Skip to 0 minutes and 1 second In an increasingly Volatile, Uncertain, Complex, and Ambiguous world– or what we call a VUCA World– it’s more and more apparent that the leaders that don’t understand the context in which they operate are doomed to fail. And increasingly those that are succeeding the most are those people that can connect the dots above and beyond themselves, into the context around them. And actually into the society and even the world around them, in a way that is actually innovative and game-changing.
Skip to 0 minutes and 30 seconds Not only in business, but in societal leadership overall. In the corporations that I’ve worked in, and other corporations that I respect, they’re increasingly exposing their leaders to systemic thinking– systems thinking. In an effort to try and give people the curiosity, the skills, the understanding, and even the science behind– how do you assemble the larger picture. And Cultural Intelligence is in many ways an expression of that. It’s the outer layer beyond personal leadership and beyond emotional intelligence, to the much larger environment around. It’s about inclusion. It’s about innovation.
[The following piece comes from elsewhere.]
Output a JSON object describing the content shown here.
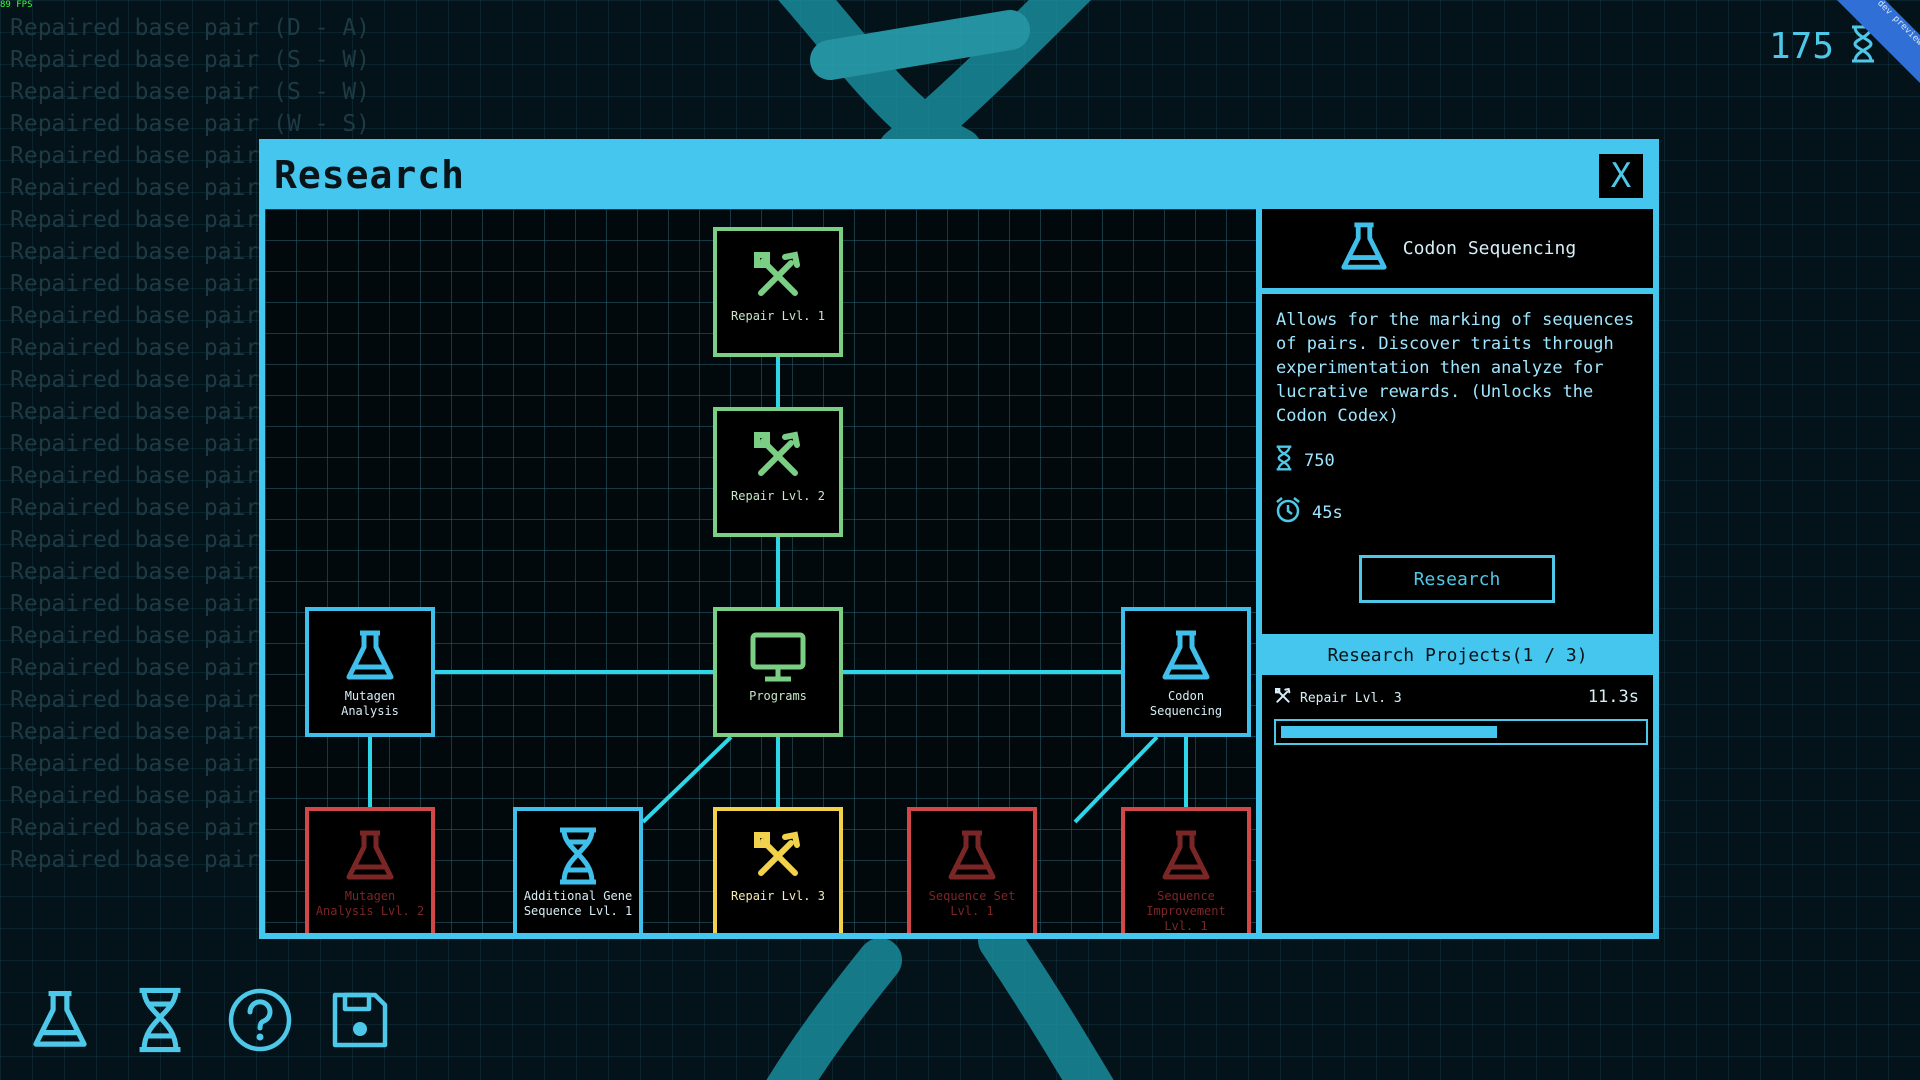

It’s about the assembly of wider intellect and diverse ideas, which is the defining element in leadership success in today’s world.
A need for Cultural Intelligence
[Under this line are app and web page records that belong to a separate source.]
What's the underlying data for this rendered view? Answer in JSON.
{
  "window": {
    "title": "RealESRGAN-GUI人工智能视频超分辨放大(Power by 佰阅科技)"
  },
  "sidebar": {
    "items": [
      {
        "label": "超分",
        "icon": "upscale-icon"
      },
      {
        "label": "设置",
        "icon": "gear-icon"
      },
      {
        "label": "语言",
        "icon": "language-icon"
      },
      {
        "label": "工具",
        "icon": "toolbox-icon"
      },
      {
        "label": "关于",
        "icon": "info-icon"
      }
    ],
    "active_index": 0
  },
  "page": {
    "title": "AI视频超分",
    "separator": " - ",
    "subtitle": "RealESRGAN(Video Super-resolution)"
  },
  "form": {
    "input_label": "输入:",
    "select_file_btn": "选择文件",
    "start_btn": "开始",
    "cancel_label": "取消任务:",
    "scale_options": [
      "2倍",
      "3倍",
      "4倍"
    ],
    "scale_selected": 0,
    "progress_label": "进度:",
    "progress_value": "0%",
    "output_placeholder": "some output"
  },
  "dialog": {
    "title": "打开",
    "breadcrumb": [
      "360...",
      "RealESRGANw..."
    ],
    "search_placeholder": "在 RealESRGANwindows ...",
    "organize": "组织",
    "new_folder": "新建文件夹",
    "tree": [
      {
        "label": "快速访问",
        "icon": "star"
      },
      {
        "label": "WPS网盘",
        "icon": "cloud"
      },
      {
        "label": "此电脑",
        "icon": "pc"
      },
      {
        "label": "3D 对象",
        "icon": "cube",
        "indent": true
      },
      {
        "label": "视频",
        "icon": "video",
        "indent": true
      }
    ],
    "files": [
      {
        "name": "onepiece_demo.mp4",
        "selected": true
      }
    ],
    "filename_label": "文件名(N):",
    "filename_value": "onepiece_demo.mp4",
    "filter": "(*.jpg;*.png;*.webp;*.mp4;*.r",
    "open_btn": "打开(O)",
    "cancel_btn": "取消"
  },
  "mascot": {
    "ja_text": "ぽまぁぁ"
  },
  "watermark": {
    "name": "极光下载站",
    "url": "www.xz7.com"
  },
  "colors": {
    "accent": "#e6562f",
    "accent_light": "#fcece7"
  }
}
Cultural Intelligence (CQ) has found its moment. This is not about theories of leadership, but the realities of how leaders need to adapt in the modern world. In the video above Jonathan Donner, Strategic Advisor and Chief, Capability Development Branch, at United Nations World Food Programme discusses why he thinks Cultural Intelligence is needed in the modern world.
Changes are taking place globally that call for leaders with Cultural Intelligence.
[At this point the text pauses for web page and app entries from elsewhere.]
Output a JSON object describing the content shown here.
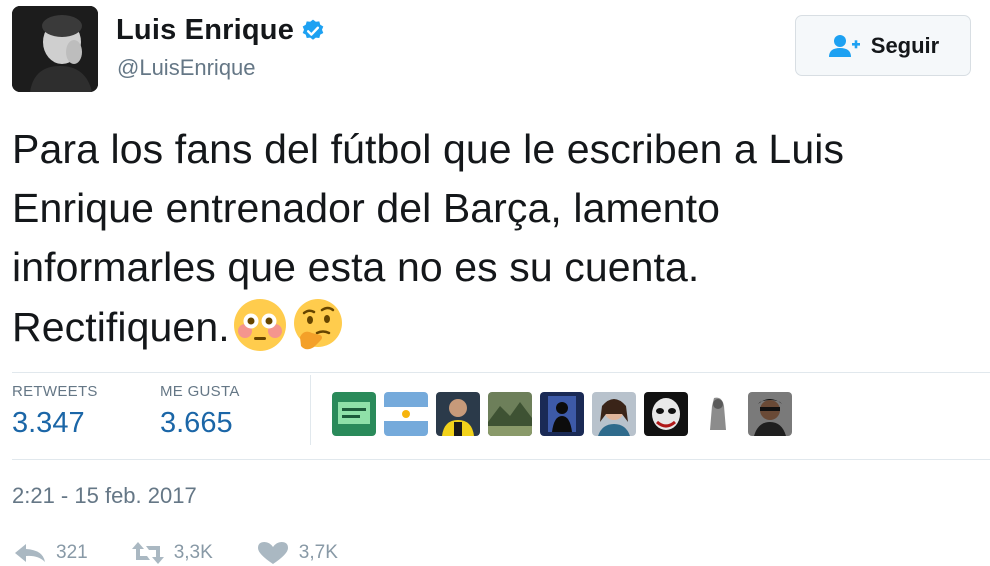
{
  "header": {
    "display_name": "Luis Enrique",
    "handle": "@LuisEnrique",
    "follow_label": "Seguir"
  },
  "tweet": {
    "lines": [
      "Para los fans del fútbol que le escriben a Luis",
      "Enrique entrenador del Barça, lamento",
      "informarles que esta no es su cuenta.",
      "Rectifiquen."
    ],
    "emojis": [
      "flushed-face-icon",
      "thinking-face-icon"
    ]
  },
  "stats": {
    "retweets_label": "RETWEETS",
    "retweets_value": "3.347",
    "likes_label": "ME GUSTA",
    "likes_value": "3.665"
  },
  "likers_count": 9,
  "timestamp": "2:21 - 15 feb. 2017",
  "actions": {
    "reply_count": "321",
    "retweet_count": "3,3K",
    "like_count": "3,7K"
  },
  "colors": {
    "verified": "#1da1f2",
    "stat_value": "#1b66a7",
    "secondary_text": "#657786"
  }
}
Here are the 8 key reasons why:
1. The need for collaboration
Big problems can no longer – if they ever could – be solved by one person, one sector, one culture, one community, one country or even one continent operating alone. Leading across boundaries through collaboration is increasingly crucial.
2. The reality of networks
The world is becoming more connected. Organisations are becoming flatter and social networks are burgeoning as never before. Leaders must build and leverage networks in order to deal with this new inter-connectivity and capitalise on the opportunities presented.
3. The importance of trust
People buy brands they trust, listen to sources they trust and choose to follow leaders they trust. It can take a long time to build trust and it can be taken away even faster. It is up to leaders to make good decisions, to behave consistently and appropriately, and to build up a record of doing so over time. It’s one thing doing this in our own culture or sector, where the reference points for trust will be familiar on all sides. It’s much harder to establish our own trustworthiness with people whose frame of reference is very different.
4. The demands of demographics
Relationships between generations are becoming increasingly disconnected, right across the world. There is a requirement to cross generational divides for both young and old alike.
5. The urban magnet
People around the world are moving to cities as never before. These cities are not just growing in size; they are (or are fast becoming) magnets of talent, bringing together people from multiple backgrounds and different cultures.
6. The pressure to focus
The leadership journey looks very much like an hourglass. As our career progresses, we become more and more knowledgeable in a smaller and smaller field. Suddenly, we get that next promotion when we need a broader view again and nothing has prepared us for it. As leaders gain more influence and responsibility they need a wider perspective – at the very moment when everything and everyone else is pressing us to focus.
7. Growing world, shrinking leaders
The number of people with global roles is multiplying. They travel almost constantly and they touch down frequently. They are expected to deliver wherever they land, and deliver fast. They must be able to adapt a framework that helps them to deliver.
8. The spark of innovation
Everyone is crying out for innovation: new ways, new ideas, new processes, new technologies, and new ventures. Innovation will not come from working with people who think like we do, or who operate in the same way, or in the same space. It comes from diverse groups – led by leaders with Cultural Intelligence – who see things differently. With diverse perspectives they take ideas and turn them on their heads, and, in the process, they break out of ‘group-think’ – to create something genuinely new.
© Common Purpose